[Opening Given records section]

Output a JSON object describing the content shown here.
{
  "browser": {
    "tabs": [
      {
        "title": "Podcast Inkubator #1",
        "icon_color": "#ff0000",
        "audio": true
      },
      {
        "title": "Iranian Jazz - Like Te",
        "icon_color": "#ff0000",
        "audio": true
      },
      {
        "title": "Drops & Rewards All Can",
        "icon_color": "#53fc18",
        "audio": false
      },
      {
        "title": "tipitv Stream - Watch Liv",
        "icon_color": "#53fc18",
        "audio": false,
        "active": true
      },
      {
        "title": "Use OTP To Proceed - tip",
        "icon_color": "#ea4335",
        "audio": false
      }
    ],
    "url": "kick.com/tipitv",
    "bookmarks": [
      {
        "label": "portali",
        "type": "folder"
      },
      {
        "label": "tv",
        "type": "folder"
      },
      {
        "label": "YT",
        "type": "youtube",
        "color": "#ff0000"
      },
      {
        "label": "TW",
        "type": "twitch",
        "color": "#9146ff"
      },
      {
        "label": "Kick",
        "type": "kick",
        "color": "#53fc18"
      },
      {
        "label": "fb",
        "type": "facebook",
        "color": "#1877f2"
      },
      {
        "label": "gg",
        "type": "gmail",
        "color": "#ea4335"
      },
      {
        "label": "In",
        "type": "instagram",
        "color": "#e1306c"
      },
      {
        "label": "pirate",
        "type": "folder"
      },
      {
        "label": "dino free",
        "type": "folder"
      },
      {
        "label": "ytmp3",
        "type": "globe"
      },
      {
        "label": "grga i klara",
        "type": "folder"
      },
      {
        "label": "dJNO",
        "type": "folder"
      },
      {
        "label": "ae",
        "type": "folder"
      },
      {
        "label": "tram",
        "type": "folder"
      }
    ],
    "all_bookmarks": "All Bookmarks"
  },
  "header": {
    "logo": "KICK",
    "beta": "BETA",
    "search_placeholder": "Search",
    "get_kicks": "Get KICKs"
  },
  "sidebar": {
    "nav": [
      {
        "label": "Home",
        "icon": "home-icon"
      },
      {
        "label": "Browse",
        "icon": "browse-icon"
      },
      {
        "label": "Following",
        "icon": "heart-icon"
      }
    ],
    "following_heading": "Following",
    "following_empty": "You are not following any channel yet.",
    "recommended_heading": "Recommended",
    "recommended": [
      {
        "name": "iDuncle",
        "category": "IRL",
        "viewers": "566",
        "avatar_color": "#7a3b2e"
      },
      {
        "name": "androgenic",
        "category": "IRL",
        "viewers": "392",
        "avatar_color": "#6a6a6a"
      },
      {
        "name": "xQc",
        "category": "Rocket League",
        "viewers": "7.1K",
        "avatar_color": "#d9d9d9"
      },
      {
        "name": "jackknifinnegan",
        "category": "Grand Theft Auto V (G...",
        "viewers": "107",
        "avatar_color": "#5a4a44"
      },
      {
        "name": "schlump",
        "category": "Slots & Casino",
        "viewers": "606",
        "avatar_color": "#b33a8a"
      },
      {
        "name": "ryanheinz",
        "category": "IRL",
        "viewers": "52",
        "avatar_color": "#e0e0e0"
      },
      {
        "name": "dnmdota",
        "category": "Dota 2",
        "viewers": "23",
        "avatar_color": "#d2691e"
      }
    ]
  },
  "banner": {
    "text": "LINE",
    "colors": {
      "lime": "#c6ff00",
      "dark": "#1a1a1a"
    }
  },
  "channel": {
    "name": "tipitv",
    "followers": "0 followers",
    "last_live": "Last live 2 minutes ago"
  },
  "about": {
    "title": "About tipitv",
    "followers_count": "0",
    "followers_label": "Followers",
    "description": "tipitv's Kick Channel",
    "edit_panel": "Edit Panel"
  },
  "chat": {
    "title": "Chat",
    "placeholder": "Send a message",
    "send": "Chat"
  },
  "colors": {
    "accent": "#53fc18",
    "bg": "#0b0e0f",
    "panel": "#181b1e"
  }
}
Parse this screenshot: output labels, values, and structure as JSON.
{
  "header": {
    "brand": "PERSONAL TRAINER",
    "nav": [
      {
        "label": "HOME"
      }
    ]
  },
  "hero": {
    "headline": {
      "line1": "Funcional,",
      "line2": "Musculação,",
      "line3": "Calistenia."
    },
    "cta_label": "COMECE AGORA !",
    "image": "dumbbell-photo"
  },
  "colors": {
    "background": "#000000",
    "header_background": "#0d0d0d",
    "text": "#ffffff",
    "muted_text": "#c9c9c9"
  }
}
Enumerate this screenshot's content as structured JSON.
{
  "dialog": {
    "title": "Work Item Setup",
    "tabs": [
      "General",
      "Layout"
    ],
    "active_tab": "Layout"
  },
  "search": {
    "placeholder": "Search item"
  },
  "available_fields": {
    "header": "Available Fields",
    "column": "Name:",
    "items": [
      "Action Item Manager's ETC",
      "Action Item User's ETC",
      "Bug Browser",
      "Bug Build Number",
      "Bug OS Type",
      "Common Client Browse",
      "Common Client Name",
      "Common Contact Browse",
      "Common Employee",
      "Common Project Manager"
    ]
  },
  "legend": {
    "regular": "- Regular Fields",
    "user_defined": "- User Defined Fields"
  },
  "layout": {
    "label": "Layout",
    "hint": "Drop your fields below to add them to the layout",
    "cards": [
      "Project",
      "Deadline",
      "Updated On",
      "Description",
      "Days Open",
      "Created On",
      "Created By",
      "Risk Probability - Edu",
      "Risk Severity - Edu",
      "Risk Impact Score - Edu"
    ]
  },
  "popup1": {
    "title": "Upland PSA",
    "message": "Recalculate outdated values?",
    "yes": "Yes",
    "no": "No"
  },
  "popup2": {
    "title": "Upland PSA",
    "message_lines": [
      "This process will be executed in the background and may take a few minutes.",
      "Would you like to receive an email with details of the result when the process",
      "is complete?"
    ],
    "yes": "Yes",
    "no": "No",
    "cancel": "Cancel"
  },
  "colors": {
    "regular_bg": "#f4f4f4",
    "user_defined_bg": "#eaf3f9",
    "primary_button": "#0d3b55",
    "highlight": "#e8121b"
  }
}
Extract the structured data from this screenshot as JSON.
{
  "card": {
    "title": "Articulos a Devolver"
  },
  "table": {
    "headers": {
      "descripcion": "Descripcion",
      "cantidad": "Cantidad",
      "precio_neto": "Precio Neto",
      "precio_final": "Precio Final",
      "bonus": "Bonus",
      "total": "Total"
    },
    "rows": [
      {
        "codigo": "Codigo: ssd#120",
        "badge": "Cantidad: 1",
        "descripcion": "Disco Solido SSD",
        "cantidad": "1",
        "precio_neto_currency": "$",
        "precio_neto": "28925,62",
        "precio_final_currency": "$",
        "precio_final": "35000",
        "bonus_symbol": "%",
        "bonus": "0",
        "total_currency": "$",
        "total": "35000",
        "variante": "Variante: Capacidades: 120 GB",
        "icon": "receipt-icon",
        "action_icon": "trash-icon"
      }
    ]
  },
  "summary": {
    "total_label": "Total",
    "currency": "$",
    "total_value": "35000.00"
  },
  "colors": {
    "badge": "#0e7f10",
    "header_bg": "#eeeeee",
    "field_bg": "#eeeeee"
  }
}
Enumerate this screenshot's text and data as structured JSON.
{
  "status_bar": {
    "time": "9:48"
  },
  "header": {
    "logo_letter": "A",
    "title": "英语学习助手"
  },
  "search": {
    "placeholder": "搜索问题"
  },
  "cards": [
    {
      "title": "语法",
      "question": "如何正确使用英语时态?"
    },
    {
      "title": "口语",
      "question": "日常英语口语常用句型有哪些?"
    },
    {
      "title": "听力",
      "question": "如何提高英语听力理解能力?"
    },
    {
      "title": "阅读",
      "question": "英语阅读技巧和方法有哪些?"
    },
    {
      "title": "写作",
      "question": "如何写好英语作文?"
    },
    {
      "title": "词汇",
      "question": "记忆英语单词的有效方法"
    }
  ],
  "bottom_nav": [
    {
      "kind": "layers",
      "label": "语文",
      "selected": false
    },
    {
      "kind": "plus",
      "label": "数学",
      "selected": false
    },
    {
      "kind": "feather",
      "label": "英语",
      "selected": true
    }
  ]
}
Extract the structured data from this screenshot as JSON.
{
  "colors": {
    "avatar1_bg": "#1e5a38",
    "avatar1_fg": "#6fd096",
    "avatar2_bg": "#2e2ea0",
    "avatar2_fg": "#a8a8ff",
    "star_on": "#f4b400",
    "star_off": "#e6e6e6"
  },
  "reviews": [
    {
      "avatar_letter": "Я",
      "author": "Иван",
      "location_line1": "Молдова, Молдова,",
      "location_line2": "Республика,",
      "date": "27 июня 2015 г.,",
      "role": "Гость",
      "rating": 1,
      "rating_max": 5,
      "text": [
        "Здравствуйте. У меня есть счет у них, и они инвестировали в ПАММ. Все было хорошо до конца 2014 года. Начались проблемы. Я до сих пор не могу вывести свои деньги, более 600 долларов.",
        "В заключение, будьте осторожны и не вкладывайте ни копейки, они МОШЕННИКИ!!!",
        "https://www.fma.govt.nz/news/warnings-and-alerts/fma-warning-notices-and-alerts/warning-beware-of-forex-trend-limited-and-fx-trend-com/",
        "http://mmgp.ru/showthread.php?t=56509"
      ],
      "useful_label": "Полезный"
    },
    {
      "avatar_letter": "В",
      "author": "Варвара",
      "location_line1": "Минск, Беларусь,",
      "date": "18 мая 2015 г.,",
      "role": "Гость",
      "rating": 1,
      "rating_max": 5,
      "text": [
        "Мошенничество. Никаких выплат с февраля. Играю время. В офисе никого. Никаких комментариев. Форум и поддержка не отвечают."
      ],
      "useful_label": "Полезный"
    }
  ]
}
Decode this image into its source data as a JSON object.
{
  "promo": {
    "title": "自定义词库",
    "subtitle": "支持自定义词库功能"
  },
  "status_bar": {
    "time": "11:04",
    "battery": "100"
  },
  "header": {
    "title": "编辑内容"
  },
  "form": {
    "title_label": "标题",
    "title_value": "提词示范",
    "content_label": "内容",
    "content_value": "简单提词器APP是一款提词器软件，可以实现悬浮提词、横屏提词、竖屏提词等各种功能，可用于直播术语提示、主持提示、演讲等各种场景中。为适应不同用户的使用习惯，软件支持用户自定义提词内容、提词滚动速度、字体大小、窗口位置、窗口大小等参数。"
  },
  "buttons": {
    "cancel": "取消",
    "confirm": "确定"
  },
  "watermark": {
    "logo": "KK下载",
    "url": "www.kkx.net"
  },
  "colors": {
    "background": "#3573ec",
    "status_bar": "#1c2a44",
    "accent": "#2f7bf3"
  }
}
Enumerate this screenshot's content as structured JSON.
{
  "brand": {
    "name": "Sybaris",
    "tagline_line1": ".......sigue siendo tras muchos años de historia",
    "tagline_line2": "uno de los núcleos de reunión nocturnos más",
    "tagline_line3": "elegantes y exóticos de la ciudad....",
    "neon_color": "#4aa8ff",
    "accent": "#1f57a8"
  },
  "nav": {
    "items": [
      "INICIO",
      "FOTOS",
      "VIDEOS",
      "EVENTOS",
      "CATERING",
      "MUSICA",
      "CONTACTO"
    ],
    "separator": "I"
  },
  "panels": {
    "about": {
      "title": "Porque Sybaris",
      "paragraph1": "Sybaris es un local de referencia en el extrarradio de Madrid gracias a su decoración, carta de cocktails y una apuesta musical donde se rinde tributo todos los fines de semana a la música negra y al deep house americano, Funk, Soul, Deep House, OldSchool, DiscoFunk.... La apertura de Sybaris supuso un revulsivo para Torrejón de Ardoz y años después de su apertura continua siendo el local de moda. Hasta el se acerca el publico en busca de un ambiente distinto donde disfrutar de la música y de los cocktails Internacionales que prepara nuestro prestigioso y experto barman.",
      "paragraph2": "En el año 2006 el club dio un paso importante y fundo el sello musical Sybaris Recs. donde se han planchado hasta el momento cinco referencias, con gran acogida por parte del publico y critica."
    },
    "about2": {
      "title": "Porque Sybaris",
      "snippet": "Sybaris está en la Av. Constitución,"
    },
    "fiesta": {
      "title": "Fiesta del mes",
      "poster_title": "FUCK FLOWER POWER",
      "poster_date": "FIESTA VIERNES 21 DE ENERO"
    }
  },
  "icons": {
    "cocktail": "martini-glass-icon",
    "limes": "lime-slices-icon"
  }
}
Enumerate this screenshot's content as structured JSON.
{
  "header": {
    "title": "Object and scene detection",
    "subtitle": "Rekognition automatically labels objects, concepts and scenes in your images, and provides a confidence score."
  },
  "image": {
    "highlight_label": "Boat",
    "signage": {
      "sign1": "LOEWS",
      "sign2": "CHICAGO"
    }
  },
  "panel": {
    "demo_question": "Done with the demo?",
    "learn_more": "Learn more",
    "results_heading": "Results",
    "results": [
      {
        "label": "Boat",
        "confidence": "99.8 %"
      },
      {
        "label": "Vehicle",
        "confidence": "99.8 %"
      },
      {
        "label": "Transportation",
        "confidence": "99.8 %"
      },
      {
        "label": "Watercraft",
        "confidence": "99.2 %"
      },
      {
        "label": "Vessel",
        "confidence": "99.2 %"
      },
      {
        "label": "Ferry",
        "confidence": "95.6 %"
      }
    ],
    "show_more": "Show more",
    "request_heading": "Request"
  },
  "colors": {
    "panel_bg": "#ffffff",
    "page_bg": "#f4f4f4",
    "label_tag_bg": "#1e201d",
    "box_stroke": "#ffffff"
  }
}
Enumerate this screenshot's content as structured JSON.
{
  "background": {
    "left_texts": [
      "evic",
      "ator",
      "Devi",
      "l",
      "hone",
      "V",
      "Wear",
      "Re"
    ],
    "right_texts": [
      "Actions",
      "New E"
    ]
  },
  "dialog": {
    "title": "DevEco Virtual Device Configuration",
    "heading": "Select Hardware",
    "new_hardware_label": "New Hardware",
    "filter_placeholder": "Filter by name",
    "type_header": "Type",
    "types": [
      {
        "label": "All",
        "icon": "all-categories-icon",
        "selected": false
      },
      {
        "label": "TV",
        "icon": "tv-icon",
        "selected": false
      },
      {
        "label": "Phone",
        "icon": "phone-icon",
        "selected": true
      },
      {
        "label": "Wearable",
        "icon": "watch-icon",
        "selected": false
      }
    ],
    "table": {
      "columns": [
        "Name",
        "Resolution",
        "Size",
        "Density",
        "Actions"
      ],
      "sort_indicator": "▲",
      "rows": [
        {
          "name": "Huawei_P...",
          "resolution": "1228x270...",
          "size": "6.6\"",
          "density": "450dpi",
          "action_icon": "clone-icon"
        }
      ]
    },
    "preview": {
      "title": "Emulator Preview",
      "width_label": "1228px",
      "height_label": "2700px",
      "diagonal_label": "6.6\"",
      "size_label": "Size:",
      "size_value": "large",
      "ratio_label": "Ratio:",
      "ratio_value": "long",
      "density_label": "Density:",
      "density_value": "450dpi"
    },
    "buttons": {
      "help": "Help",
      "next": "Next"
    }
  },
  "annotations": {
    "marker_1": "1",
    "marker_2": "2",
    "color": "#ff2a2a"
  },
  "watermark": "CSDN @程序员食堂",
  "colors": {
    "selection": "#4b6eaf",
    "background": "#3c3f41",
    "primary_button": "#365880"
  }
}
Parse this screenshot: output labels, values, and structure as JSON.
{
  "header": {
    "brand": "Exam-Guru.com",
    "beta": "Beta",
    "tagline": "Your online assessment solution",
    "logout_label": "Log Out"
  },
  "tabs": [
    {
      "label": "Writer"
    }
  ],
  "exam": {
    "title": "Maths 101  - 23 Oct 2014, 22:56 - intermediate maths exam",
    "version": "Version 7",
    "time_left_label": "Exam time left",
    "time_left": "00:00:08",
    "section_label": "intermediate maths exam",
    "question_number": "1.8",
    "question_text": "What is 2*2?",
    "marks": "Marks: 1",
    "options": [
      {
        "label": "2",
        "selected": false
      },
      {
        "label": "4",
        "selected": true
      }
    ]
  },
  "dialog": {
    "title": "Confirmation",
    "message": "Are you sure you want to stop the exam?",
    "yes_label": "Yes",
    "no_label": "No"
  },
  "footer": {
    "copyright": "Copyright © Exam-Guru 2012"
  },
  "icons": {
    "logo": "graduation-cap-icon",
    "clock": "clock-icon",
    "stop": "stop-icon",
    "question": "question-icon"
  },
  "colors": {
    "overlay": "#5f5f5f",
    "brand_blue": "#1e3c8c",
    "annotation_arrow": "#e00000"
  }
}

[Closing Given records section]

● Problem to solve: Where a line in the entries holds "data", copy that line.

● Output for this exercise:
Extract the structured data from this screenshot as JSON.
Enumerate this screenshot's text and data as structured JSON.
Extract the structured data from this screenshot as JSON.
Decode this image into its source data as a JSON object.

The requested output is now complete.